◆ **What you have to do**: Your reply is to be the lines below, exactly as written, with images omitted.

◆ **Supplied material**:
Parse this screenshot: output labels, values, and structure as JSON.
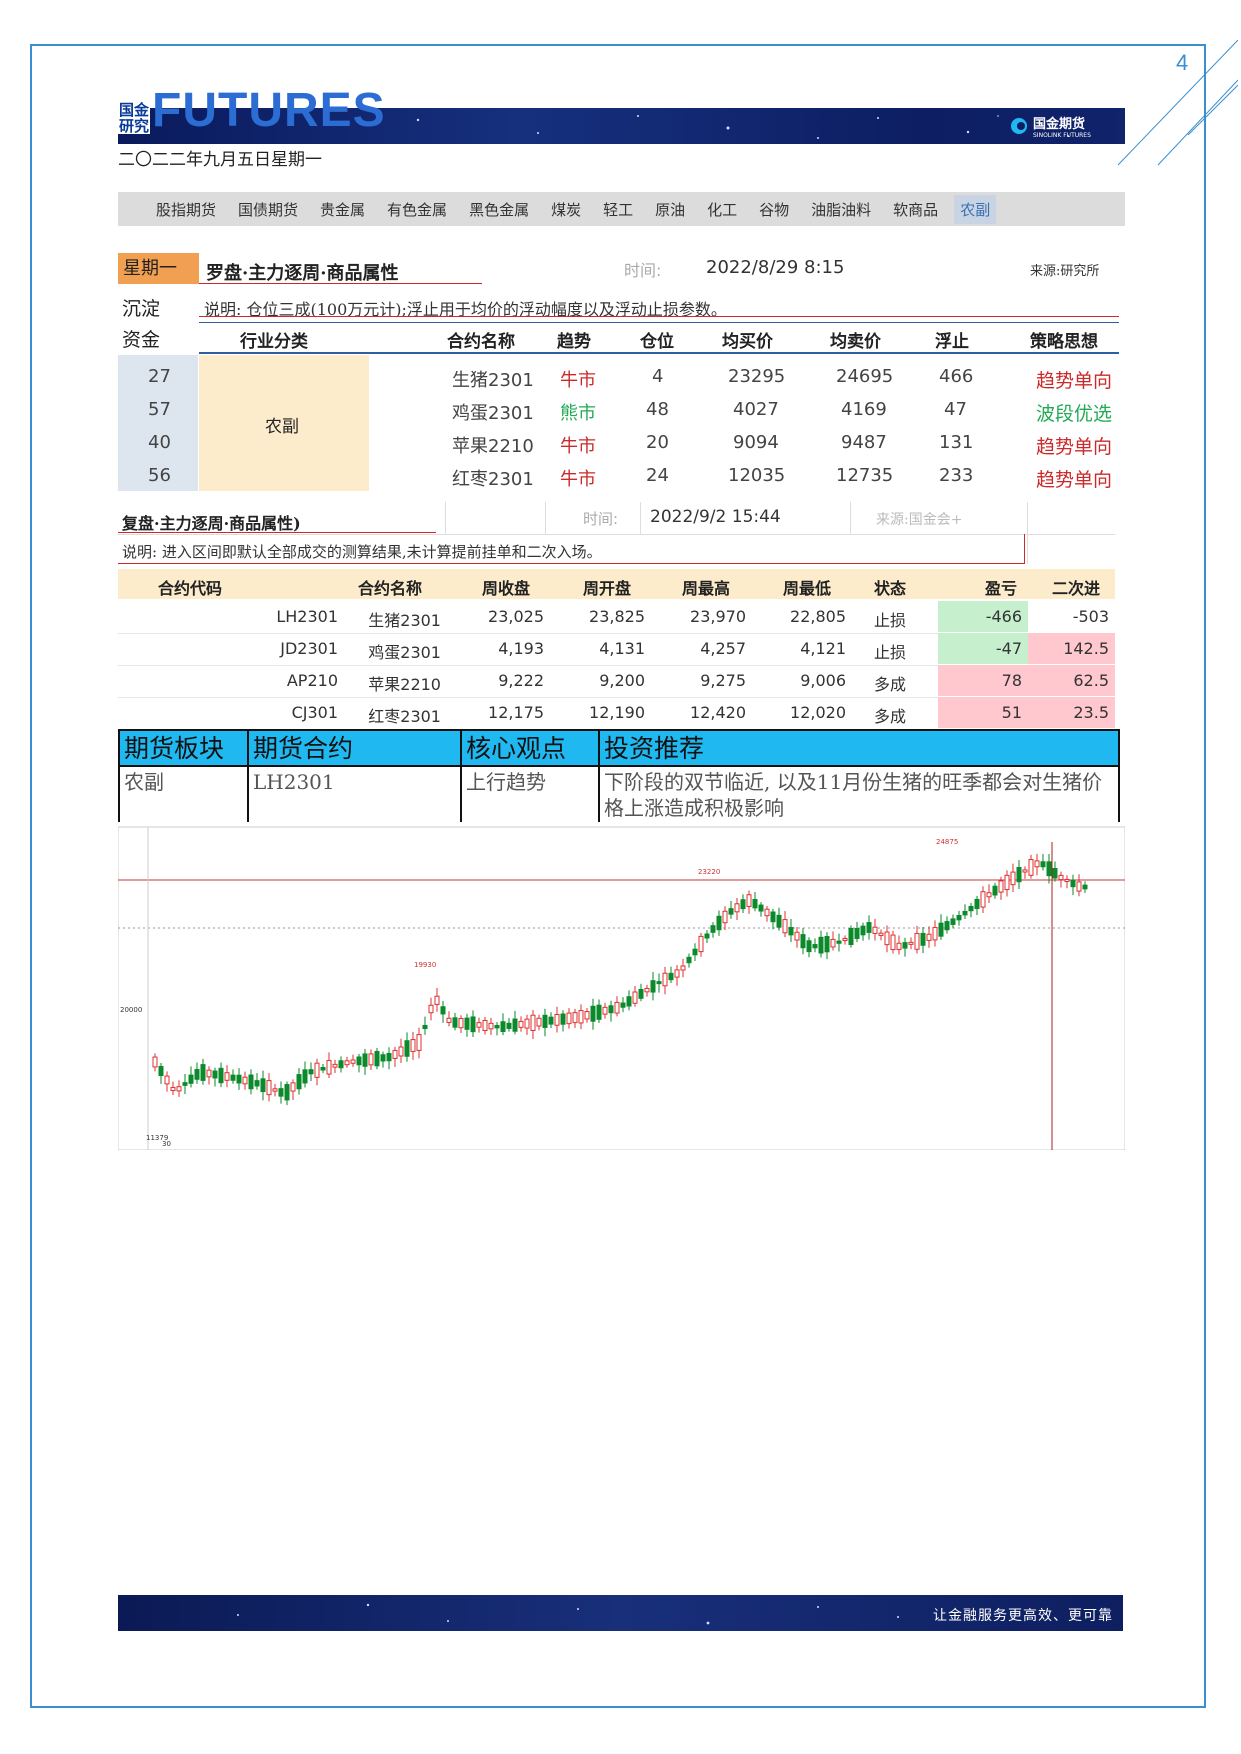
{
  "page_number": "4",
  "logo": {
    "small_top": "国金",
    "small_bottom": "研究",
    "big": "FUTURES",
    "brand": "国金期货",
    "brand_en": "SINOLINK FUTURES"
  },
  "date": "二〇二二年九月五日星期一",
  "nav": [
    "股指期货",
    "国债期货",
    "贵金属",
    "有色金属",
    "黑色金属",
    "煤炭",
    "轻工",
    "原油",
    "化工",
    "谷物",
    "油脂油料",
    "软商品",
    "农副"
  ],
  "table1": {
    "weekday": "星期一",
    "title": "罗盘·主力逐周·商品属性",
    "time_label": "时间:",
    "time": "2022/8/29 8:15",
    "source": "来源:研究所",
    "left_labels": [
      "沉淀",
      "资金"
    ],
    "note": "说明: 仓位三成(100万元计);浮止用于均价的浮动幅度以及浮动止损参数。",
    "headers": [
      "行业分类",
      "合约名称",
      "趋势",
      "仓位",
      "均买价",
      "均卖价",
      "浮止",
      "策略思想"
    ],
    "sector": "农副",
    "rows": [
      {
        "fund": "27",
        "name": "生猪2301",
        "trend": "牛市",
        "pos": "4",
        "buy": "23295",
        "sell": "24695",
        "stop": "466",
        "strategy": "趋势单向"
      },
      {
        "fund": "57",
        "name": "鸡蛋2301",
        "trend": "熊市",
        "pos": "48",
        "buy": "4027",
        "sell": "4169",
        "stop": "47",
        "strategy": "波段优选"
      },
      {
        "fund": "40",
        "name": "苹果2210",
        "trend": "牛市",
        "pos": "20",
        "buy": "9094",
        "sell": "9487",
        "stop": "131",
        "strategy": "趋势单向"
      },
      {
        "fund": "56",
        "name": "红枣2301",
        "trend": "牛市",
        "pos": "24",
        "buy": "12035",
        "sell": "12735",
        "stop": "233",
        "strategy": "趋势单向"
      }
    ]
  },
  "table2": {
    "title": "复盘·主力逐周·商品属性)",
    "time_label": "时间:",
    "time": "2022/9/2 15:44",
    "source": "来源:国金会+",
    "note": "说明: 进入区间即默认全部成交的测算结果,未计算提前挂单和二次入场。",
    "headers": [
      "合约代码",
      "合约名称",
      "周收盘",
      "周开盘",
      "周最高",
      "周最低",
      "状态",
      "盈亏",
      "二次进"
    ],
    "rows": [
      {
        "code": "LH2301",
        "name": "生猪2301",
        "close": "23,025",
        "open": "23,825",
        "high": "23,970",
        "low": "22,805",
        "state": "止损",
        "pnl": "-466",
        "second": "-503"
      },
      {
        "code": "JD2301",
        "name": "鸡蛋2301",
        "close": "4,193",
        "open": "4,131",
        "high": "4,257",
        "low": "4,121",
        "state": "止损",
        "pnl": "-47",
        "second": "142.5"
      },
      {
        "code": "AP210",
        "name": "苹果2210",
        "close": "9,222",
        "open": "9,200",
        "high": "9,275",
        "low": "9,006",
        "state": "多成",
        "pnl": "78",
        "second": "62.5"
      },
      {
        "code": "CJ301",
        "name": "红枣2301",
        "close": "12,175",
        "open": "12,190",
        "high": "12,420",
        "low": "12,020",
        "state": "多成",
        "pnl": "51",
        "second": "23.5"
      }
    ]
  },
  "recommend": {
    "headers": [
      "期货板块",
      "期货合约",
      "核心观点",
      "投资推荐"
    ],
    "sector": "农副",
    "contract": "LH2301",
    "view": "上行趋势",
    "advice": "下阶段的双节临近, 以及11月份生猪的旺季都会对生猪价格上涨造成积极影响"
  },
  "chart": {
    "label_high": "23220",
    "label_mid": "20000",
    "label_low": "11379",
    "label_low2": "30",
    "label_peak2": "24875",
    "label_mid2": "19930"
  },
  "footer": "让金融服务更高效、更可靠",
  "colors": {
    "up": "#e03030",
    "down": "#0a8a2a",
    "accent": "#1fb8f0"
  }
}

◆ **Expected answer**:
Parse this screenshot: output labels, values, and structure as JSON.
{
  "page_number": "4",
  "logo": {
    "small_top": "国金",
    "small_bottom": "研究",
    "big": "FUTURES",
    "brand": "国金期货",
    "brand_en": "SINOLINK FUTURES"
  },
  "date": "二〇二二年九月五日星期一",
  "nav": [
    "股指期货",
    "国债期货",
    "贵金属",
    "有色金属",
    "黑色金属",
    "煤炭",
    "轻工",
    "原油",
    "化工",
    "谷物",
    "油脂油料",
    "软商品",
    "农副"
  ],
  "table1": {
    "weekday": "星期一",
    "title": "罗盘·主力逐周·商品属性",
    "time_label": "时间:",
    "time": "2022/8/29 8:15",
    "source": "来源:研究所",
    "left_labels": [
      "沉淀",
      "资金"
    ],
    "note": "说明: 仓位三成(100万元计);浮止用于均价的浮动幅度以及浮动止损参数。",
    "headers": [
      "行业分类",
      "合约名称",
      "趋势",
      "仓位",
      "均买价",
      "均卖价",
      "浮止",
      "策略思想"
    ],
    "sector": "农副",
    "rows": [
      {
        "fund": "27",
        "name": "生猪2301",
        "trend": "牛市",
        "pos": "4",
        "buy": "23295",
        "sell": "24695",
        "stop": "466",
        "strategy": "趋势单向"
      },
      {
        "fund": "57",
        "name": "鸡蛋2301",
        "trend": "熊市",
        "pos": "48",
        "buy": "4027",
        "sell": "4169",
        "stop": "47",
        "strategy": "波段优选"
      },
      {
        "fund": "40",
        "name": "苹果2210",
        "trend": "牛市",
        "pos": "20",
        "buy": "9094",
        "sell": "9487",
        "stop": "131",
        "strategy": "趋势单向"
      },
      {
        "fund": "56",
        "name": "红枣2301",
        "trend": "牛市",
        "pos": "24",
        "buy": "12035",
        "sell": "12735",
        "stop": "233",
        "strategy": "趋势单向"
      }
    ]
  },
  "table2": {
    "title": "复盘·主力逐周·商品属性)",
    "time_label": "时间:",
    "time": "2022/9/2 15:44",
    "source": "来源:国金会+",
    "note": "说明: 进入区间即默认全部成交的测算结果,未计算提前挂单和二次入场。",
    "headers": [
      "合约代码",
      "合约名称",
      "周收盘",
      "周开盘",
      "周最高",
      "周最低",
      "状态",
      "盈亏",
      "二次进"
    ],
    "rows": [
      {
        "code": "LH2301",
        "name": "生猪2301",
        "close": "23,025",
        "open": "23,825",
        "high": "23,970",
        "low": "22,805",
        "state": "止损",
        "pnl": "-466",
        "second": "-503"
      },
      {
        "code": "JD2301",
        "name": "鸡蛋2301",
        "close": "4,193",
        "open": "4,131",
        "high": "4,257",
        "low": "4,121",
        "state": "止损",
        "pnl": "-47",
        "second": "142.5"
      },
      {
        "code": "AP210",
        "name": "苹果2210",
        "close": "9,222",
        "open": "9,200",
        "high": "9,275",
        "low": "9,006",
        "state": "多成",
        "pnl": "78",
        "second": "62.5"
      },
      {
        "code": "CJ301",
        "name": "红枣2301",
        "close": "12,175",
        "open": "12,190",
        "high": "12,420",
        "low": "12,020",
        "state": "多成",
        "pnl": "51",
        "second": "23.5"
      }
    ]
  },
  "recommend": {
    "headers": [
      "期货板块",
      "期货合约",
      "核心观点",
      "投资推荐"
    ],
    "sector": "农副",
    "contract": "LH2301",
    "view": "上行趋势",
    "advice": "下阶段的双节临近, 以及11月份生猪的旺季都会对生猪价格上涨造成积极影响"
  },
  "chart": {
    "label_high": "23220",
    "label_mid": "20000",
    "label_low": "11379",
    "label_low2": "30",
    "label_peak2": "24875",
    "label_mid2": "19930"
  },
  "footer": "让金融服务更高效、更可靠",
  "colors": {
    "up": "#e03030",
    "down": "#0a8a2a",
    "accent": "#1fb8f0"
  }
}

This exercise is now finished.